The mixed signals from Donald Trump’s transition are creating diverse interpretations of where his foreign policy is headed, with ex-CIA analyst Melvin A. Goodman seeing reasons to worry about more neocon warmongering.
Exclusive: By inviting in Rep. Tulsi Gabbard, a Democrat hostile to “regime change” wars, President-elect Trump may be signaling a major break with Republican neocon orthodoxy and a big shake-up of the U.S. foreign policy establishment, writes Robert Parry.
Exclusive: The CIA’s torturers can breathe a sigh of relief after President-elect Trump tapped a defender of “enhanced interrogation techniques” to become CIA director, writes ex-CIA analyst Ray McGovern.
An ugly side of Donald Trump’s victory has been the unleashing of bigotry against minorities and women with the President-elect only mildly reining in these belligerent followers, writes Michael Winship.
An early test of whether President Trump will bow to Israel’s political clout may come over the Iran nuclear agreement which Prime Minister Netanyahu wants killed, as ex-CIA analyst Paul R. Pillar describes.
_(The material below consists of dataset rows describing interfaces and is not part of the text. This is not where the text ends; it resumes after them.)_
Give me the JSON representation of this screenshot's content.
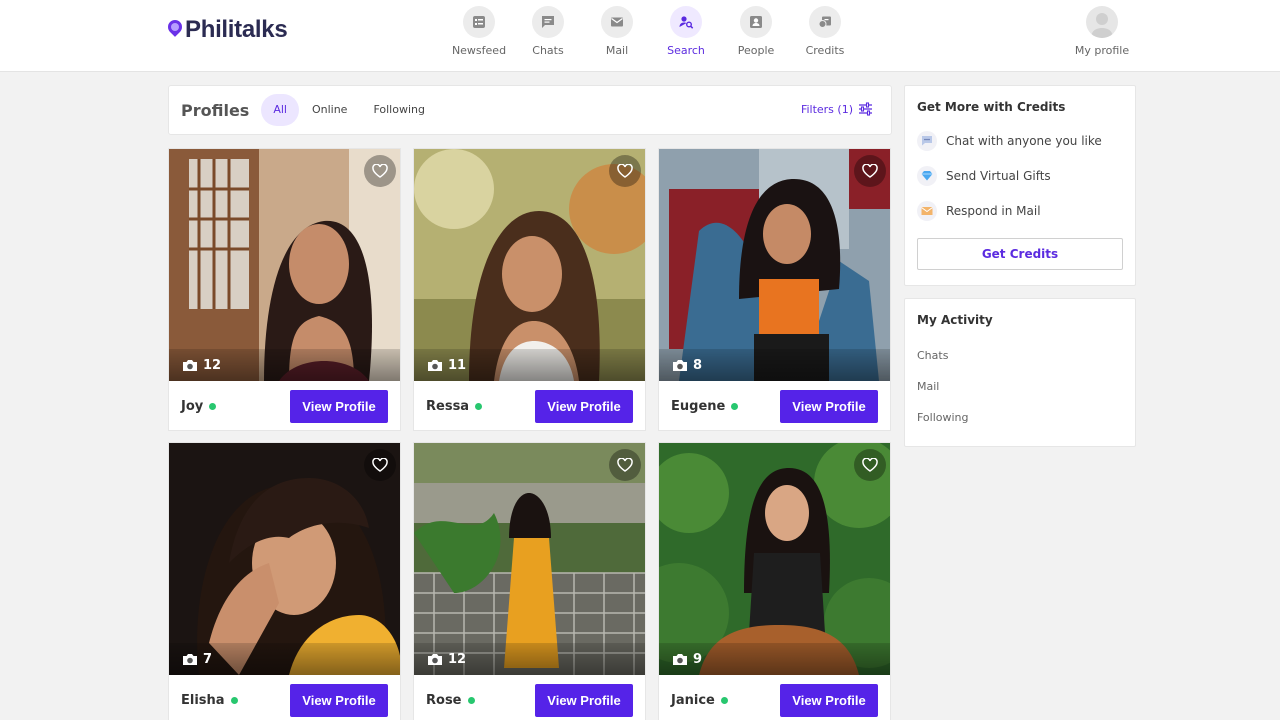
{
  "brand": {
    "name": "Philitalks"
  },
  "nav": [
    {
      "label": "Newsfeed",
      "icon": "newsfeed-icon"
    },
    {
      "label": "Chats",
      "icon": "chat-icon"
    },
    {
      "label": "Mail",
      "icon": "mail-icon"
    },
    {
      "label": "Search",
      "icon": "search-user-icon",
      "active": true
    },
    {
      "label": "People",
      "icon": "people-icon"
    },
    {
      "label": "Credits",
      "icon": "credits-icon"
    }
  ],
  "my_profile": {
    "label": "My profile"
  },
  "profiles": {
    "title": "Profiles",
    "tabs": [
      {
        "label": "All",
        "active": true
      },
      {
        "label": "Online"
      },
      {
        "label": "Following"
      }
    ],
    "filters_label": "Filters (1)"
  },
  "cards": [
    {
      "name": "Joy",
      "photos": "12",
      "online": true,
      "button": "View Profile"
    },
    {
      "name": "Ressa",
      "photos": "11",
      "online": true,
      "button": "View Profile"
    },
    {
      "name": "Eugene",
      "photos": "8",
      "online": true,
      "button": "View Profile"
    },
    {
      "name": "Elisha",
      "photos": "7",
      "online": true,
      "button": "View Profile"
    },
    {
      "name": "Rose",
      "photos": "12",
      "online": true,
      "button": "View Profile"
    },
    {
      "name": "Janice",
      "photos": "9",
      "online": true,
      "button": "View Profile"
    }
  ],
  "credits_panel": {
    "title": "Get More with Credits",
    "items": [
      {
        "label": "Chat with anyone you like",
        "icon": "chat-bubble-icon"
      },
      {
        "label": "Send Virtual Gifts",
        "icon": "diamond-icon"
      },
      {
        "label": "Respond in Mail",
        "icon": "envelope-icon"
      }
    ],
    "button": "Get Credits"
  },
  "activity_panel": {
    "title": "My Activity",
    "items": [
      "Chats",
      "Mail",
      "Following"
    ]
  },
  "colors": {
    "accent": "#5523e8",
    "online": "#28c76f",
    "brand_text": "#2b2b52"
  }
}
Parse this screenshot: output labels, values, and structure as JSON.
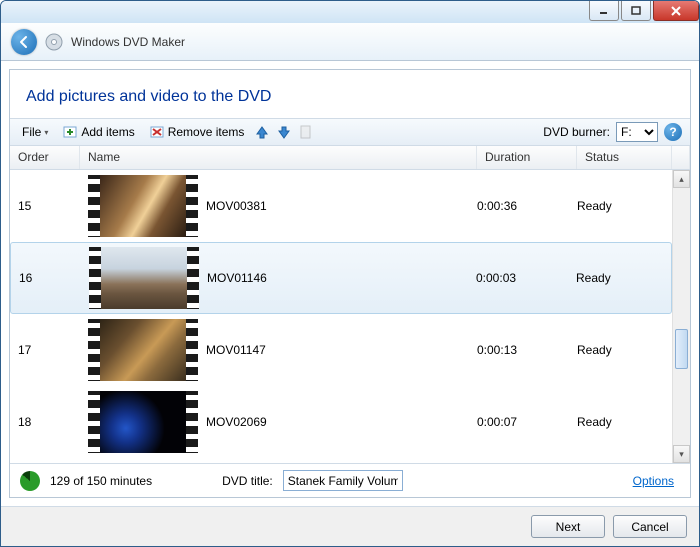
{
  "app": {
    "title": "Windows DVD Maker"
  },
  "heading": "Add pictures and video to the DVD",
  "toolbar": {
    "file": "File",
    "add": "Add items",
    "remove": "Remove items",
    "burner_label": "DVD burner:",
    "burner_options": [
      "F:"
    ],
    "burner_selected": "F:"
  },
  "columns": {
    "order": "Order",
    "name": "Name",
    "duration": "Duration",
    "status": "Status"
  },
  "items": [
    {
      "order": "15",
      "name": "MOV00381",
      "duration": "0:00:36",
      "status": "Ready",
      "thumb": "t1",
      "selected": false
    },
    {
      "order": "16",
      "name": "MOV01146",
      "duration": "0:00:03",
      "status": "Ready",
      "thumb": "t2",
      "selected": true
    },
    {
      "order": "17",
      "name": "MOV01147",
      "duration": "0:00:13",
      "status": "Ready",
      "thumb": "t3",
      "selected": false
    },
    {
      "order": "18",
      "name": "MOV02069",
      "duration": "0:00:07",
      "status": "Ready",
      "thumb": "t4",
      "selected": false
    }
  ],
  "footer": {
    "disc_info": "129 of 150 minutes",
    "title_label": "DVD title:",
    "title_value": "Stanek Family Volum",
    "options": "Options"
  },
  "buttons": {
    "next": "Next",
    "cancel": "Cancel"
  }
}
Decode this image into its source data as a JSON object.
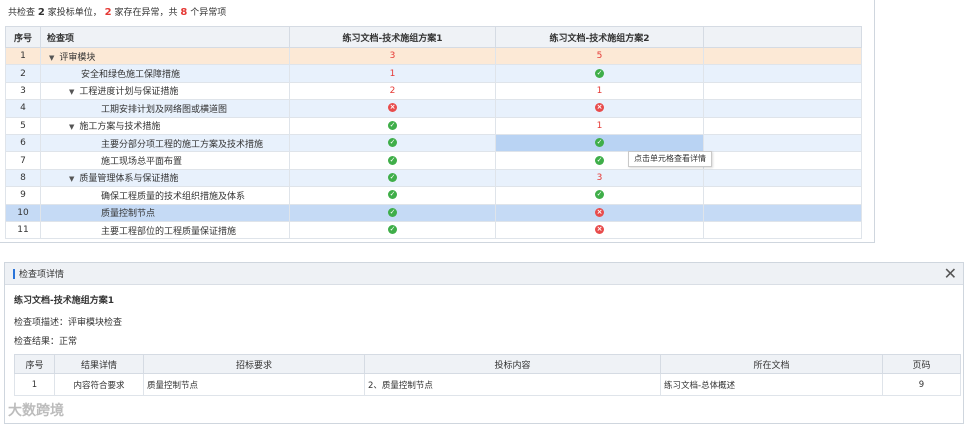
{
  "summary": {
    "p1": "共检查",
    "count_units": "2",
    "p2": "家投标单位，",
    "count_abnormal_units": "2",
    "p3": "家存在异常，共",
    "count_items": "8",
    "p4": "个异常项"
  },
  "grid": {
    "headers": [
      "序号",
      "检查项",
      "练习文档-技术施组方案1",
      "练习文档-技术施组方案2",
      ""
    ],
    "rows": [
      {
        "idx": "1",
        "label": "评审模块",
        "level": 0,
        "expanded": true,
        "v1": "3",
        "v2": "5"
      },
      {
        "idx": "2",
        "label": "安全和绿色施工保障措施",
        "level": 1,
        "v1": "1",
        "v2": "ok"
      },
      {
        "idx": "3",
        "label": "工程进度计划与保证措施",
        "level": 1,
        "expanded": true,
        "v1": "2",
        "v2": "1"
      },
      {
        "idx": "4",
        "label": "工期安排计划及网络图或横道图",
        "level": 2,
        "v1": "bad",
        "v2": "bad"
      },
      {
        "idx": "5",
        "label": "施工方案与技术措施",
        "level": 1,
        "expanded": true,
        "v1": "ok",
        "v2": "1"
      },
      {
        "idx": "6",
        "label": "主要分部分项工程的施工方案及技术措施",
        "level": 2,
        "v1": "ok",
        "v2": "ok"
      },
      {
        "idx": "7",
        "label": "施工现场总平面布置",
        "level": 2,
        "v1": "ok",
        "v2": "ok"
      },
      {
        "idx": "8",
        "label": "质量管理体系与保证措施",
        "level": 1,
        "expanded": true,
        "v1": "ok",
        "v2": "3"
      },
      {
        "idx": "9",
        "label": "确保工程质量的技术组织措施及体系",
        "level": 2,
        "v1": "ok",
        "v2": "ok"
      },
      {
        "idx": "10",
        "label": "质量控制节点",
        "level": 2,
        "v1": "ok",
        "v2": "bad"
      },
      {
        "idx": "11",
        "label": "主要工程部位的工程质量保证措施",
        "level": 2,
        "v1": "ok",
        "v2": "bad"
      }
    ]
  },
  "tooltip": "点击单元格查看详情",
  "panel": {
    "title": "检查项详情",
    "doc_name": "练习文档-技术施组方案1",
    "desc_label": "检查项描述：",
    "desc_value": "评审模块检查",
    "result_label": "检查结果：",
    "result_value": "正常",
    "table": {
      "headers": [
        "序号",
        "结果详情",
        "招标要求",
        "投标内容",
        "所在文档",
        "页码"
      ],
      "rows": [
        {
          "no": "1",
          "detail": "内容符合要求",
          "req": "质量控制节点",
          "bid": "2、质量控制节点",
          "doc": "练习文档-总体概述",
          "page": "9"
        }
      ]
    }
  },
  "watermark": "大数跨境",
  "colors": {
    "accent": "#2a74d9",
    "error": "#e53935",
    "ok": "#3fae49",
    "selected_row": "#c5daf5",
    "top_row": "#fce9d6"
  }
}
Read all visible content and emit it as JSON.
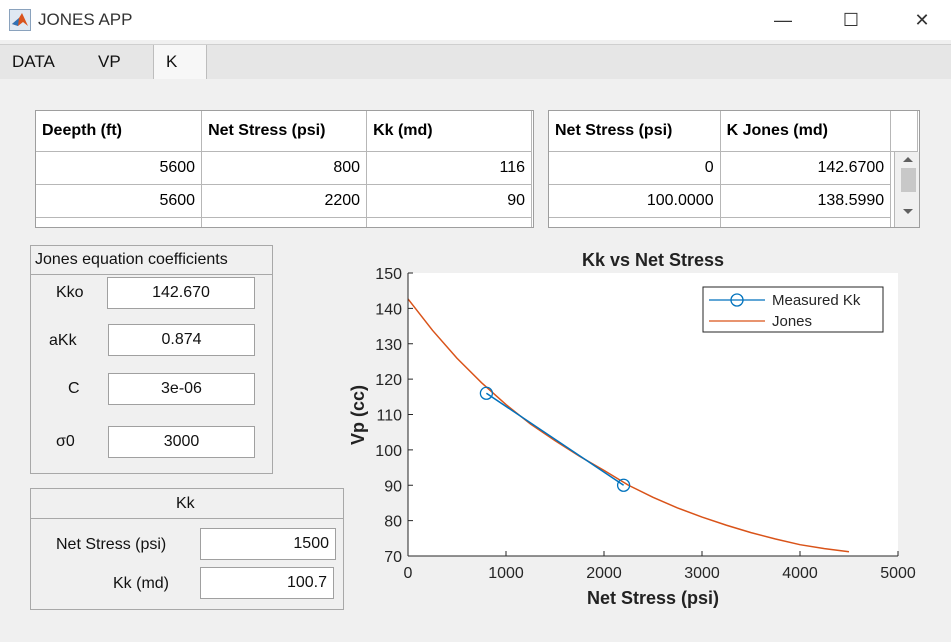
{
  "window": {
    "title": "JONES APP",
    "minimize_glyph": "—",
    "maximize_glyph": "☐",
    "close_glyph": "✕",
    "icon": "matlab-logo-icon"
  },
  "tabs": [
    {
      "label": "DATA",
      "active": false
    },
    {
      "label": "VP",
      "active": false
    },
    {
      "label": "K",
      "active": true
    }
  ],
  "measured_table": {
    "headers": [
      "Deepth (ft)",
      "Net Stress (psi)",
      "Kk (md)"
    ],
    "rows": [
      [
        "5600",
        "800",
        "116"
      ],
      [
        "5600",
        "2200",
        "90"
      ]
    ]
  },
  "jones_table": {
    "headers": [
      "Net Stress (psi)",
      "K Jones (md)"
    ],
    "rows": [
      [
        "0",
        "142.6700"
      ],
      [
        "100.0000",
        "138.5990"
      ]
    ]
  },
  "coefficients": {
    "title": "Jones equation coefficients",
    "kko_label": "Kko",
    "kko_value": "142.670",
    "akk_label": "aKk",
    "akk_value": "0.874",
    "c_label": "C",
    "c_value": "3e-06",
    "sigma_label": "σ0",
    "sigma_value": "3000"
  },
  "kk_panel": {
    "title": "Kk",
    "net_stress_label": "Net Stress (psi)",
    "net_stress_value": "1500",
    "kk_label": "Kk (md)",
    "kk_value": "100.7"
  },
  "chart_data": {
    "type": "line",
    "title": "Kk vs Net Stress",
    "xlabel": "Net Stress (psi)",
    "ylabel": "Vp (cc)",
    "xlim": [
      0,
      5000
    ],
    "ylim": [
      70,
      150
    ],
    "xticks": [
      0,
      1000,
      2000,
      3000,
      4000,
      5000
    ],
    "yticks": [
      70,
      80,
      90,
      100,
      110,
      120,
      130,
      140,
      150
    ],
    "legend_position": "top-right",
    "series": [
      {
        "name": "Measured Kk",
        "color": "#0072bd",
        "marker": "circle",
        "x": [
          800,
          2200
        ],
        "y": [
          116,
          90
        ]
      },
      {
        "name": "Jones",
        "color": "#d95319",
        "marker": "none",
        "x": [
          0,
          250,
          500,
          750,
          1000,
          1250,
          1500,
          1750,
          2000,
          2250,
          2500,
          2750,
          3000,
          3250,
          3500,
          3750,
          4000,
          4250,
          4500
        ],
        "y": [
          142.67,
          133.8,
          125.9,
          119.0,
          112.8,
          107.3,
          102.6,
          98.2,
          94.2,
          90.0,
          86.6,
          83.6,
          81.0,
          78.7,
          76.6,
          74.8,
          73.2,
          72.1,
          71.2
        ]
      }
    ]
  }
}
Exclusive: For years, proposals for a “one-state solution” to the Israeli-Palestinian conflict – granting equal rights to all inhabitants – were called anti-Semitic. But Israel’s settlement building has now left no other rational choice, notes Jonathan Marshall.
Special Report: Donald Trump’s unlikely victory created the opportunity to finally break with the orthodoxy of Washington’s neocon/liberal-hawk foreign policy, but can Trump find enough fresh thinkers to do the job, asks Robert Parry.
Though President-elect Trump seems ready to reduce tensions with Russia, his consideration of neocon John Bolton as Secretary of State could presage more Mideast warmongering toward Iran, writes Gareth Porter at Middle East Eye.
Republicans are claiming a mandate to speak for the “silent majority,” but the actual numbers show that not only did Donald Trump fail to win a plurality, his vote total matched other recent GOP candidates, notes Nicolas J S Davies.